While most archaeologists will tell you that it’s a good idea to wear sunscreen, I don’t really hear much about another piece of vital protection: a good “real” pair of sunglasses. I love cheap thrift store sunglasses, but they are actually a very bad idea if you are out in the sun for any length of time. While price is not always an indicator of how well the sunglasses will protect you, try to go for sunglasses that are made for skiing or snowboarding with 100% UV filter and polarizing lenses. These Von Zipper sunglasses have both of those and are “impact resistant”–they’ve fallen off my head many times and have endured a lot of general abuse. They were also big enough to serve as goggles during sandstorms–at least until I managed to get my real goggles on my head.
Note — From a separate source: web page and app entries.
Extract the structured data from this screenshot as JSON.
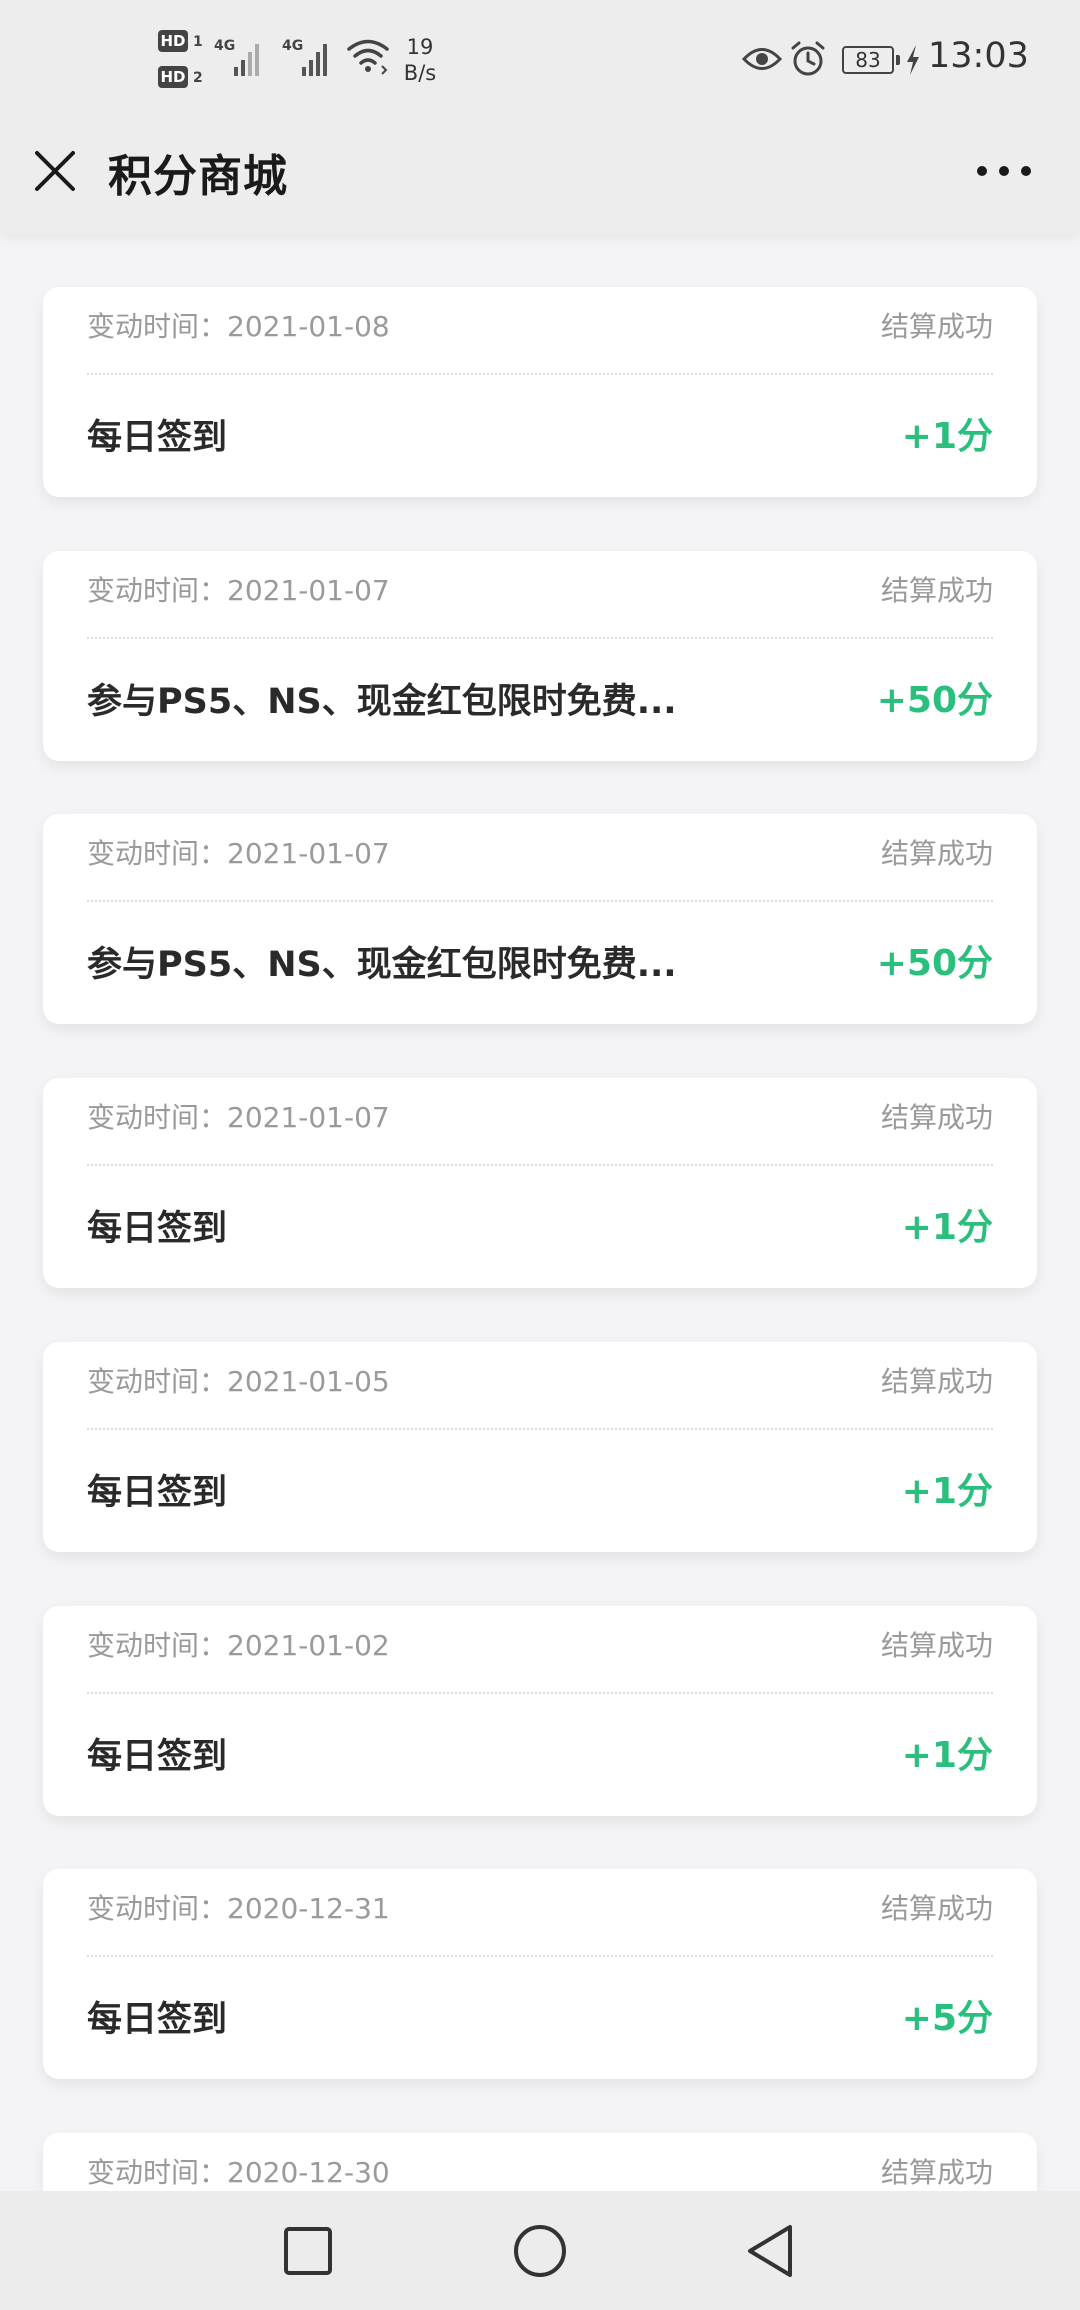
{
  "status_bar": {
    "sim1_label": "HD",
    "sim1_index": "1",
    "sim2_label": "HD",
    "sim2_index": "2",
    "network1": "4G",
    "network2": "4G",
    "speed_value": "19",
    "speed_unit": "B/s",
    "battery_level": "83",
    "time": "13:03",
    "icons": [
      "eye-icon",
      "alarm-icon",
      "battery-icon",
      "charging-bolt-icon",
      "wifi-icon",
      "signal-icon"
    ]
  },
  "nav": {
    "title": "积分商城",
    "close_icon": "close-icon",
    "more_icon": "more-dots-icon"
  },
  "records": [
    {
      "time": "变动时间：2021-01-08",
      "status": "结算成功",
      "title": "每日签到",
      "points": "+1分"
    },
    {
      "time": "变动时间：2021-01-07",
      "status": "结算成功",
      "title": "参与PS5、NS、现金红包限时免费...",
      "points": "+50分"
    },
    {
      "time": "变动时间：2021-01-07",
      "status": "结算成功",
      "title": "参与PS5、NS、现金红包限时免费...",
      "points": "+50分"
    },
    {
      "time": "变动时间：2021-01-07",
      "status": "结算成功",
      "title": "每日签到",
      "points": "+1分"
    },
    {
      "time": "变动时间：2021-01-05",
      "status": "结算成功",
      "title": "每日签到",
      "points": "+1分"
    },
    {
      "time": "变动时间：2021-01-02",
      "status": "结算成功",
      "title": "每日签到",
      "points": "+1分"
    },
    {
      "time": "变动时间：2020-12-31",
      "status": "结算成功",
      "title": "每日签到",
      "points": "+5分"
    },
    {
      "time": "变动时间：2020-12-30",
      "status": "结算成功",
      "title": "",
      "points": ""
    }
  ],
  "colors": {
    "points_green": "#2bbf7e",
    "muted_text": "#9a9a9a",
    "background": "#f4f4f6"
  }
}
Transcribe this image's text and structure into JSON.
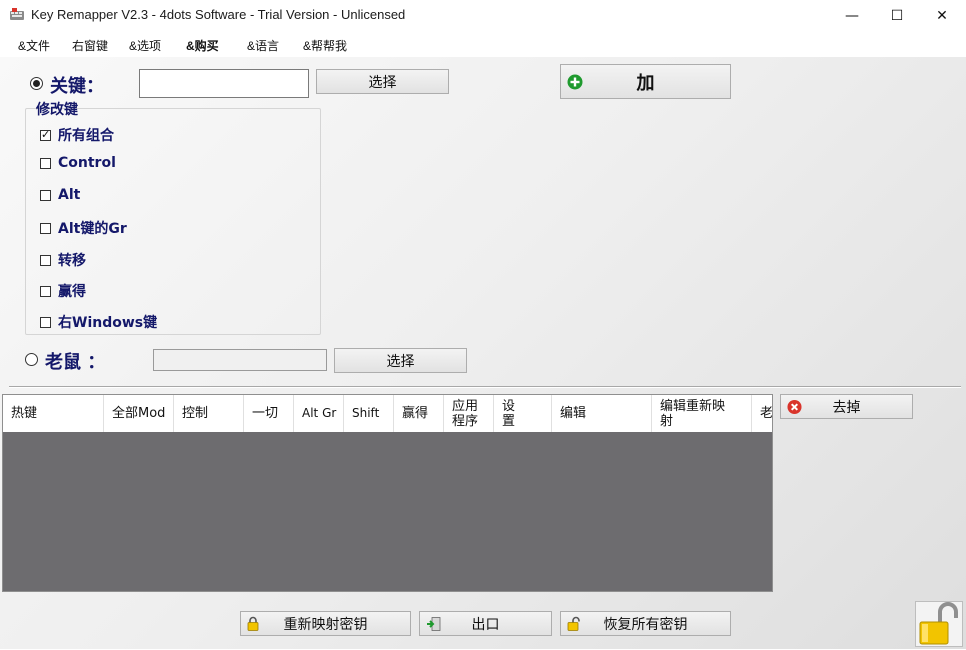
{
  "window": {
    "title": "Key Remapper V2.3 - 4dots Software - Trial Version - Unlicensed",
    "minimize_glyph": "—",
    "maximize_glyph": "☐",
    "close_glyph": "✕"
  },
  "menu": [
    "&文件",
    "右窗键",
    "&选项",
    "&购买",
    "&语言",
    "&帮帮我"
  ],
  "key_section": {
    "label": "关键：",
    "input_value": "",
    "select_label": "选择",
    "add_label": "加"
  },
  "modifiers": {
    "title": "修改键",
    "items": [
      {
        "label": "所有组合",
        "checked": true
      },
      {
        "label": "Control",
        "checked": false
      },
      {
        "label": "Alt",
        "checked": false
      },
      {
        "label": "Alt键的Gr",
        "checked": false
      },
      {
        "label": "转移",
        "checked": false
      },
      {
        "label": "赢得",
        "checked": false
      },
      {
        "label": "右Windows键",
        "checked": false
      }
    ]
  },
  "mouse_section": {
    "label": "老鼠 ：",
    "input_value": "",
    "select_label": "选择"
  },
  "grid": {
    "columns": [
      "热键",
      "全部Mod",
      "控制",
      "一切",
      "Alt Gr",
      "Shift",
      "赢得",
      "应用\n程序",
      "设\n置",
      "编辑",
      "编辑重新映\n射",
      "老"
    ]
  },
  "remove_label": "去掉",
  "bottom_buttons": {
    "remap": "重新映射密钥",
    "exit": "出口",
    "restore": "恢复所有密钥"
  },
  "colors": {
    "label_blue": "#14186a",
    "grid_background": "#6d6c6f",
    "add_icon_green": "#1f9a2e",
    "remove_icon_red": "#d9342b",
    "lock_yellow": "#f2c400"
  }
}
My old stationery bag was also on the way out. The zipper had started to rust and rip free of the metal mesh. I find that metal mesh bags work the best for stationery. You can see through them and the dirt just falls through. They are a bit of an oddity though–my last bag came with a package of pantyhose and my new bag on the right (given to me by my wonderful in-laws) had Body Shop shampoo in it. After all of this product placement I think I should get sponsored or something. Too bad I’m too lazy to set up affiliate links.

Sadly I left my trowel on the top of a wall in Qatar–the second one I’ve lost this year.  Nothing like showing up to excavations with a shiny new trowel to make you look like a noob. Oh well.